> **TASK DIRECTIONS**: Extract all lines in the data that contain the word "true".

Saved data entries
################
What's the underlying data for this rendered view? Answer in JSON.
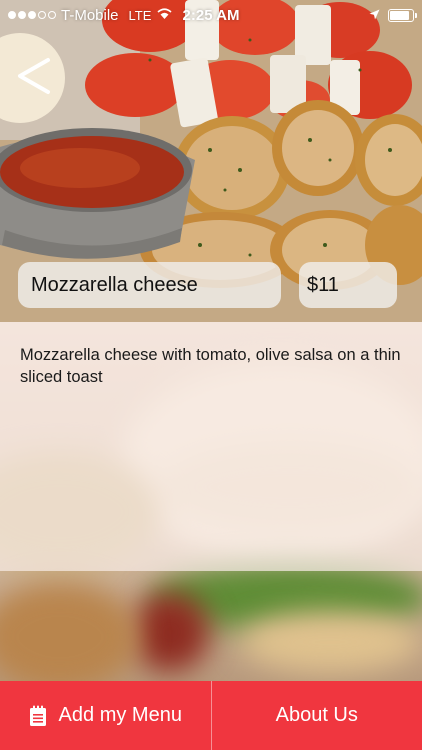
{
  "status_bar": {
    "signal_filled": 3,
    "signal_total": 5,
    "carrier": "T-Mobile",
    "network": "LTE",
    "time": "2:25 AM",
    "battery_level": 0.85,
    "icons": [
      "wifi-icon",
      "location-arrow-icon",
      "battery-icon"
    ]
  },
  "navigation": {
    "back_icon": "back-chevron-icon"
  },
  "item": {
    "name": "Mozzarella cheese",
    "price": "$11",
    "description": "Mozzarella cheese with tomato, olive salsa on a thin sliced toast"
  },
  "tab_bar": {
    "add_menu_label": "Add my Menu",
    "add_menu_icon": "notepad-icon",
    "about_label": "About Us"
  },
  "colors": {
    "accent": "#f0363f",
    "pill_background": "#f0eeec"
  }
}
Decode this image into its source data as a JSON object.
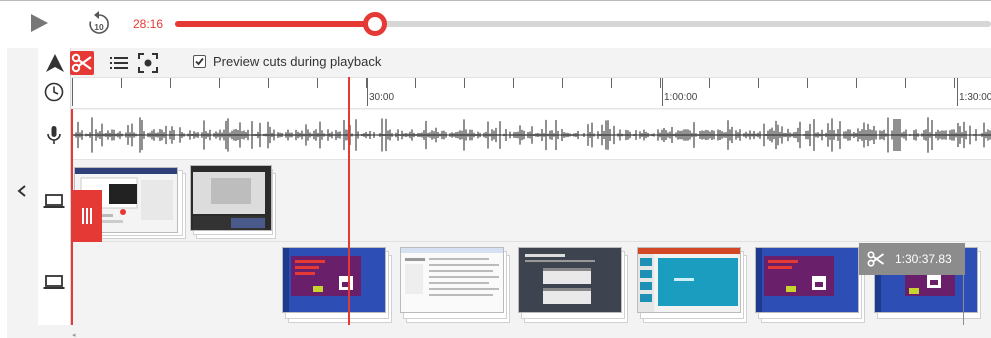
{
  "player": {
    "current_time": "28:16",
    "progress": 0.245,
    "play_icon": "play-icon",
    "replay_icon": "replay-10-icon",
    "replay_label": "10"
  },
  "toolbar": {
    "tools": [
      "select-arrow-icon",
      "scissors-icon",
      "list-icon",
      "focus-icon"
    ],
    "active_tool": "scissors-icon",
    "preview_cuts_label": "Preview cuts during playback",
    "preview_cuts_checked": true
  },
  "ruler": {
    "labels": [
      "30:00",
      "1:00:00",
      "1:30:00"
    ]
  },
  "cut_marker": {
    "time": "1:30:37.83"
  },
  "colors": {
    "accent": "#e53935",
    "track_bg": "#f3f3f3",
    "tooltip_bg": "#8c8c8c",
    "slide_blue": "#2d4fb5",
    "slide_purple": "#6a1f6a"
  }
}
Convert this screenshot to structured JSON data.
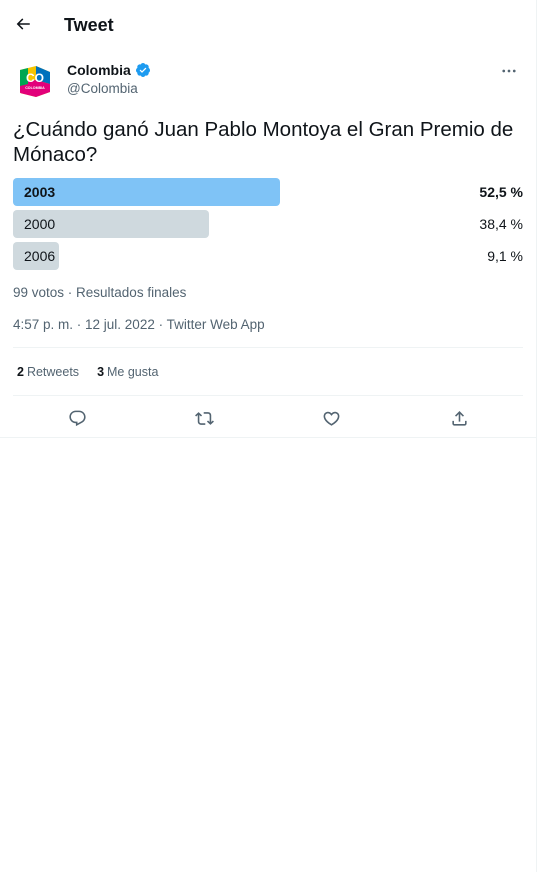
{
  "header": {
    "title": "Tweet",
    "back_icon": "arrow-left-icon"
  },
  "author": {
    "name": "Colombia",
    "handle": "@Colombia",
    "verified": true,
    "verified_color": "#1d9bf0",
    "avatar_text": "CO",
    "avatar_subtext": "COLOMBIA"
  },
  "tweet": {
    "text": "¿Cuándo ganó Juan Pablo Montoya el Gran Premio de Mónaco?"
  },
  "poll": {
    "options": [
      {
        "label": "2003",
        "percent_label": "52,5 %",
        "percent": 52.5,
        "winner": true
      },
      {
        "label": "2000",
        "percent_label": "38,4 %",
        "percent": 38.4,
        "winner": false
      },
      {
        "label": "2006",
        "percent_label": "9,1 %",
        "percent": 9.1,
        "winner": false
      }
    ],
    "meta": "99 votos · Resultados finales",
    "winner_color": "#7fc3f6",
    "other_color": "#cfd9de"
  },
  "timestamp": "4:57 p. m. · 12 jul. 2022 · Twitter Web App",
  "stats": {
    "retweets_count": "2",
    "retweets_label": "Retweets",
    "likes_count": "3",
    "likes_label": "Me gusta"
  },
  "actions": [
    "reply-icon",
    "retweet-icon",
    "like-icon",
    "share-icon"
  ]
}
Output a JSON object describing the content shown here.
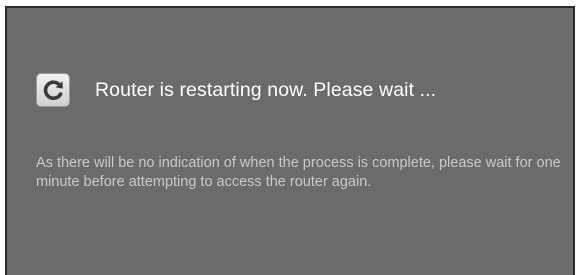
{
  "dialog": {
    "icon": "restart-icon",
    "title": "Router is restarting now. Please wait ...",
    "message": "As there will be no indication of when the process is complete, please wait for one minute before attempting to access the router again."
  },
  "colors": {
    "dialog_background": "#6b6b6b",
    "title_text": "#ffffff",
    "message_text": "#c9c9c9"
  }
}
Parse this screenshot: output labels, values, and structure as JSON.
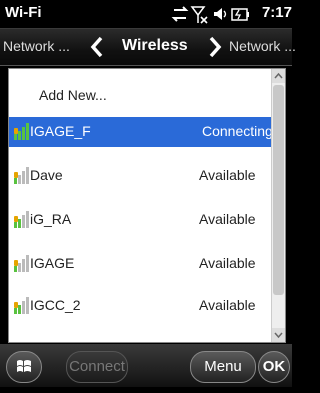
{
  "status_bar": {
    "title": "Wi-Fi",
    "time": "7:17"
  },
  "nav": {
    "prev_label": "Network ...",
    "title": "Wireless",
    "next_label": "Network ..."
  },
  "list": {
    "add_label": "Add New...",
    "networks": [
      {
        "name": "IGAGE_F",
        "status": "Connecting",
        "selected": true
      },
      {
        "name": "Dave",
        "status": "Available"
      },
      {
        "name": "iG_RA",
        "status": "Available"
      },
      {
        "name": "IGAGE",
        "status": "Available"
      },
      {
        "name": "IGCC_2",
        "status": "Available"
      }
    ]
  },
  "softkeys": {
    "connect_label": "Connect",
    "menu_label": "Menu",
    "ok_label": "OK"
  },
  "colors": {
    "selected_row": "#2a6ad8",
    "signal_lock": "#e6a400",
    "signal_bar": "#59c23f"
  }
}
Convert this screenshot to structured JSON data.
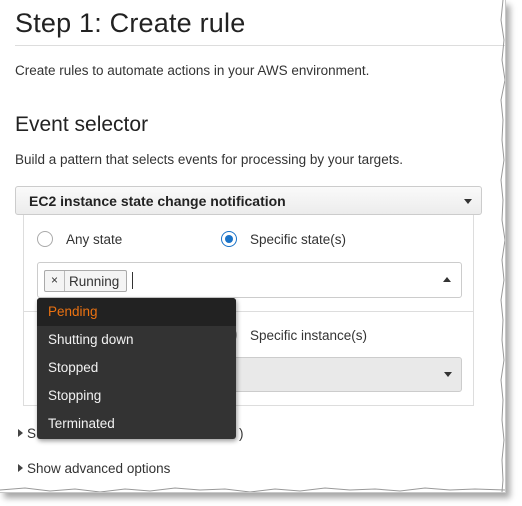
{
  "header": {
    "title": "Step 1: Create rule",
    "intro": "Create rules to automate actions in your AWS environment."
  },
  "event_selector": {
    "heading": "Event selector",
    "description": "Build a pattern that selects events for processing by your targets.",
    "event_type": "EC2 instance state change notification",
    "state_options": {
      "any_label": "Any state",
      "specific_label": "Specific state(s)",
      "selected": "Specific state(s)"
    },
    "selected_states": [
      {
        "remove": "×",
        "label": "Running"
      }
    ],
    "dropdown_options": [
      "Pending",
      "Shutting down",
      "Stopped",
      "Stopping",
      "Terminated"
    ],
    "highlighted_option": "Pending",
    "instance_options": {
      "specific_label": "Specific instance(s)"
    },
    "hidden_link_fragments": {
      "left": "S",
      "right": ")"
    },
    "advanced_link": "Show advanced options"
  },
  "colors": {
    "accent_orange": "#ec7211",
    "radio_blue": "#1a73c8",
    "dropdown_bg": "#333333"
  },
  "icons": {
    "event_select_caret": "caret-down-icon",
    "state_box_caret": "caret-up-icon",
    "instance_select_caret": "caret-down-icon",
    "expand_triangle": "triangle-right-icon"
  }
}
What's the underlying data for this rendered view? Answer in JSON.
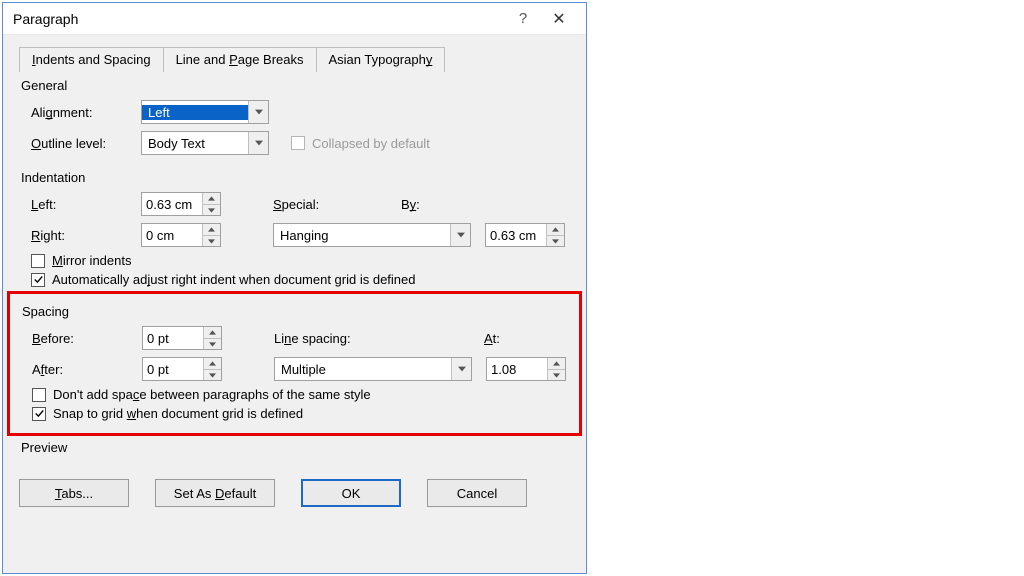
{
  "title": "Paragraph",
  "tabs": [
    "Indents and Spacing",
    "Line and Page Breaks",
    "Asian Typography"
  ],
  "general": {
    "title": "General",
    "alignment_label_pre": "Ali",
    "alignment_label_u": "g",
    "alignment_label_post": "nment:",
    "alignment_value": "Left",
    "outline_label_u": "O",
    "outline_label_post": "utline level:",
    "outline_value": "Body Text",
    "collapsed_label": "Collapsed by default"
  },
  "indent": {
    "title": "Indentation",
    "left_u": "L",
    "left_post": "eft:",
    "left_value": "0.63 cm",
    "right_u": "R",
    "right_post": "ight:",
    "right_value": "0 cm",
    "special_u": "S",
    "special_post": "pecial:",
    "special_value": "Hanging",
    "by_label": "By:",
    "by_u": "y",
    "by_value": "0.63 cm",
    "mirror_u": "M",
    "mirror_post": "irror indents",
    "auto_pre": "Automatically ad",
    "auto_u": "j",
    "auto_post": "ust right indent when document grid is defined"
  },
  "spacing": {
    "title": "Spacing",
    "before_u": "B",
    "before_post": "efore:",
    "before_value": "0 pt",
    "after_pre": "A",
    "after_u": "f",
    "after_post": "ter:",
    "after_value": "0 pt",
    "line_label_pre": "Li",
    "line_label_u": "n",
    "line_label_post": "e spacing:",
    "line_value": "Multiple",
    "at_u": "A",
    "at_post": "t:",
    "at_value": "1.08",
    "dontadd_pre": "Don't add spa",
    "dontadd_u": "c",
    "dontadd_post": "e between paragraphs of the same style",
    "snap_pre": "Snap to grid ",
    "snap_u": "w",
    "snap_post": "hen document grid is defined"
  },
  "preview_title": "Preview",
  "buttons": {
    "tabs_u": "T",
    "tabs_post": "abs...",
    "default_pre": "Set As ",
    "default_u": "D",
    "default_post": "efault",
    "ok": "OK",
    "cancel": "Cancel"
  }
}
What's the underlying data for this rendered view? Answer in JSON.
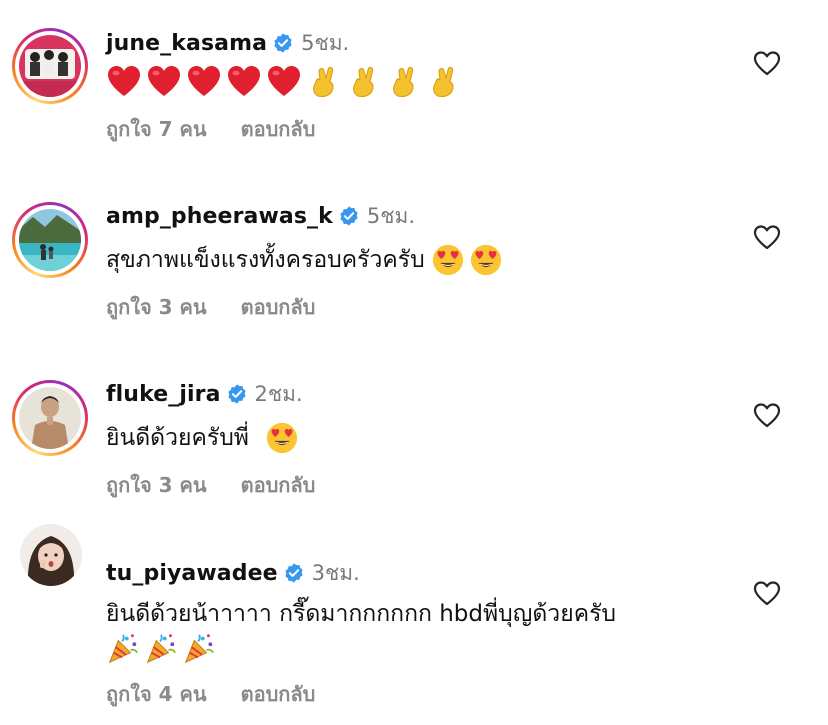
{
  "comments": [
    {
      "username": "june_kasama",
      "time": "5ชม.",
      "text": "",
      "emojis": [
        "red-heart",
        "red-heart",
        "red-heart",
        "red-heart",
        "red-heart",
        "crossed-fingers",
        "crossed-fingers",
        "crossed-fingers",
        "crossed-fingers"
      ],
      "likes": "ถูกใจ 7 คน",
      "reply": "ตอบกลับ"
    },
    {
      "username": "amp_pheerawas_k",
      "time": "5ชม.",
      "text": "สุขภาพแข็งแรงทั้งครอบครัวครับ",
      "emojis": [
        "heart-eyes",
        "heart-eyes"
      ],
      "likes": "ถูกใจ 3 คน",
      "reply": "ตอบกลับ"
    },
    {
      "username": "fluke_jira",
      "time": "2ชม.",
      "text": "ยินดีด้วยครับพี่",
      "emojis": [
        "heart-eyes"
      ],
      "likes": "ถูกใจ 3 คน",
      "reply": "ตอบกลับ"
    },
    {
      "username": "tu_piyawadee",
      "time": "3ชม.",
      "text": "ยินดีด้วยน้าาาาา กรี๊ดมากกกกกก hbdพี่บุญด้วยครับ",
      "emojis": [
        "party-popper",
        "party-popper",
        "party-popper"
      ],
      "likes": "ถูกใจ 4 คน",
      "reply": "ตอบกลับ"
    }
  ],
  "colors": {
    "verified": "#3897f0",
    "meta_text": "#8a8a8a",
    "time_text": "#7a7a7a"
  }
}
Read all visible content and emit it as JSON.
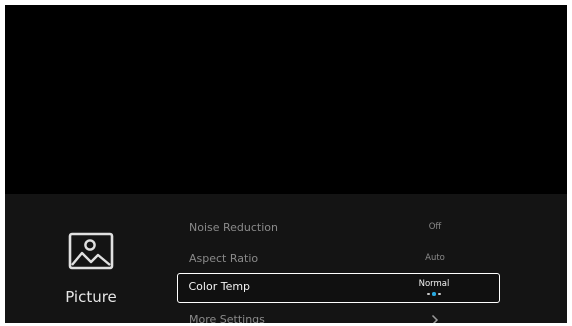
{
  "category": {
    "label": "Picture",
    "icon": "picture-icon"
  },
  "settings": [
    {
      "label": "Noise Reduction",
      "value": "Off"
    },
    {
      "label": "Aspect Ratio",
      "value": "Auto"
    },
    {
      "label": "Color Temp",
      "value": "Normal",
      "focused": true,
      "options_count": 3,
      "selected_option_index": 1
    },
    {
      "label": "More Settings",
      "icon": "chevron-right-icon"
    }
  ],
  "colors": {
    "screen_background": "#000000",
    "menu_background": "#141414",
    "focus_border": "#ffffff",
    "selected_dot": "#29a9e0"
  }
}
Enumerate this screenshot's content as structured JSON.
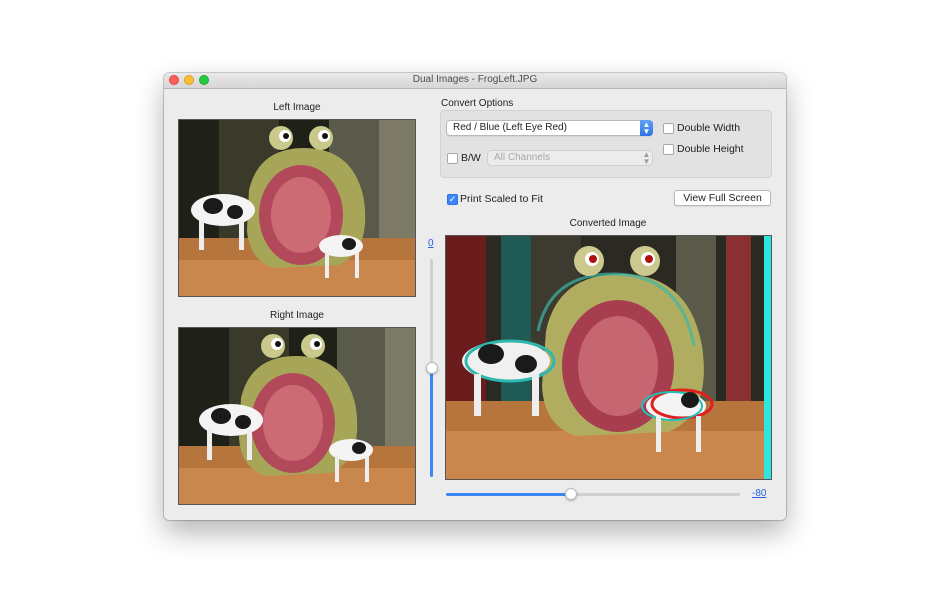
{
  "window": {
    "title": "Dual Images - FrogLeft.JPG"
  },
  "left_panel": {
    "left_image_label": "Left Image",
    "right_image_label": "Right Image"
  },
  "convert_options": {
    "group_label": "Convert Options",
    "mode_popup": {
      "selected": "Red / Blue (Left Eye Red)"
    },
    "bw_checkbox": {
      "label": "B/W",
      "checked": false
    },
    "channels_popup": {
      "selected": "All Channels",
      "enabled": false
    },
    "double_width": {
      "label": "Double Width",
      "checked": false
    },
    "double_height": {
      "label": "Double Height",
      "checked": false
    }
  },
  "print_scaled": {
    "label": "Print Scaled to Fit",
    "checked": true
  },
  "view_full_screen_label": "View Full Screen",
  "converted_image_label": "Converted Image",
  "vertical_offset": {
    "value": "0",
    "level_fraction": 0.5
  },
  "horizontal_offset": {
    "value": "-80",
    "level_fraction": 0.43
  },
  "colors": {
    "accent": "#3d86f6",
    "link": "#2a5ee8"
  },
  "icons": {
    "close": "close-traffic-light-icon",
    "minimize": "minimize-traffic-light-icon",
    "zoom": "zoom-traffic-light-icon",
    "popup_arrows": "up-down-chevron-icon",
    "checkmark": "checkmark-icon"
  }
}
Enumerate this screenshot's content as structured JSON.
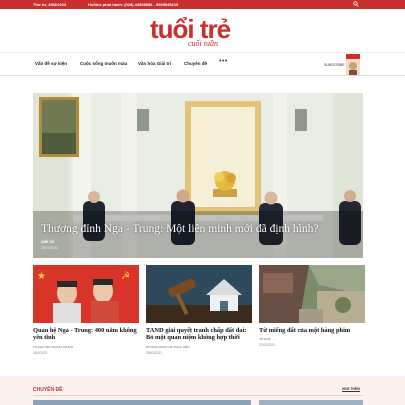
{
  "topbar": {
    "date": "Thứ tư, 29/3/2023",
    "hotline": "Hotline phát hành: (028) 44508686 - 0909545219",
    "color": "#c9302c",
    "icon": "search-icon"
  },
  "logo": {
    "text": "tuổi trẻ",
    "subtext": "cuối tuần",
    "color": "#c9302c"
  },
  "nav": {
    "items": [
      "Vấn đề sự kiện",
      "Cuộc sống muôn màu",
      "Văn hóa Giải trí",
      "Chuyên đề"
    ],
    "more": "•••",
    "subscribe": "SUBSCRIBE"
  },
  "hero": {
    "title": "Thượng đỉnh Nga - Trung: Một liên minh mới đã định hình?",
    "author": "ANH VŨ",
    "date": "28/03/2023"
  },
  "cards": [
    {
      "title": "Quan hệ Nga - Trung: 400 năm không yên tĩnh",
      "author": "TS NGUYỄN THANH TRUNG",
      "date": "28/3/2023"
    },
    {
      "title": "TAND giải quyết tranh chấp đất đai: Bỏ một quan niệm không hợp thời",
      "author": "DƯƠNG NGỌC HẠ THÚC VIỄN",
      "date": "28/03/2023"
    },
    {
      "title": "Từ miếng đất của một hàng phim",
      "author": "VÕ HOÀ",
      "date": "27/03/2023"
    }
  ],
  "section": {
    "heading": "CHUYÊN ĐỀ",
    "see_more": "XEM THÊM"
  }
}
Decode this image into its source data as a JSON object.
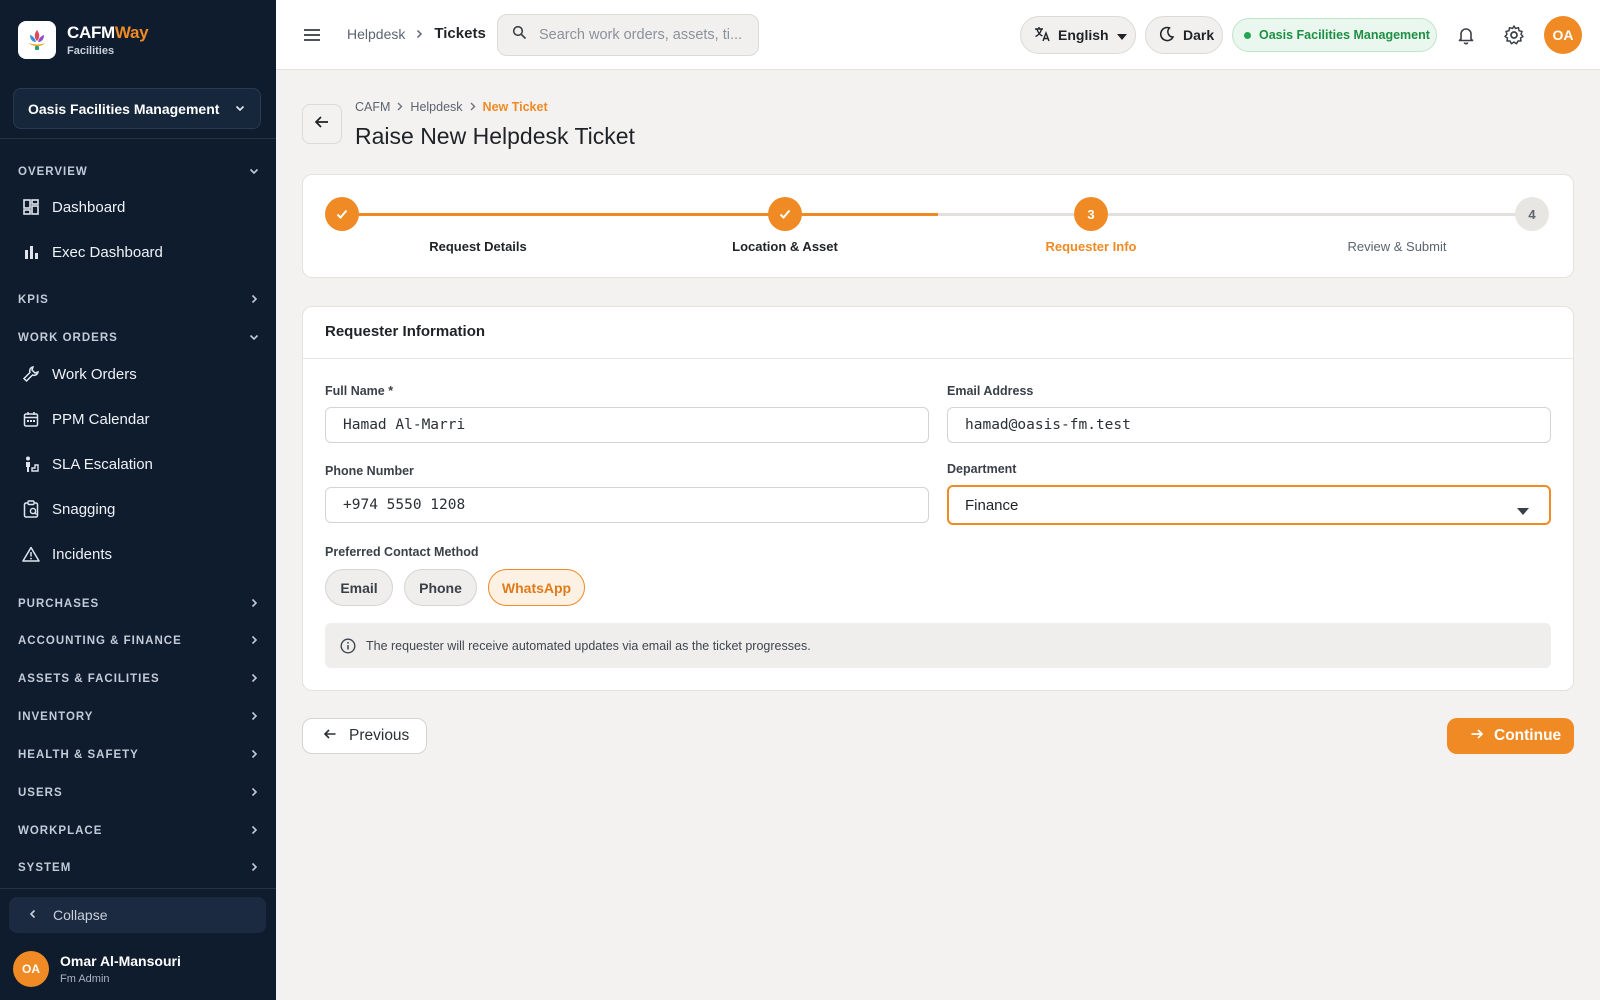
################
> **TASK RESPONSE**:
    "preview_cuts_checked": true
    "verified": true,
        "winner": true
        "selected": true
      "focused": true,
    "checked": true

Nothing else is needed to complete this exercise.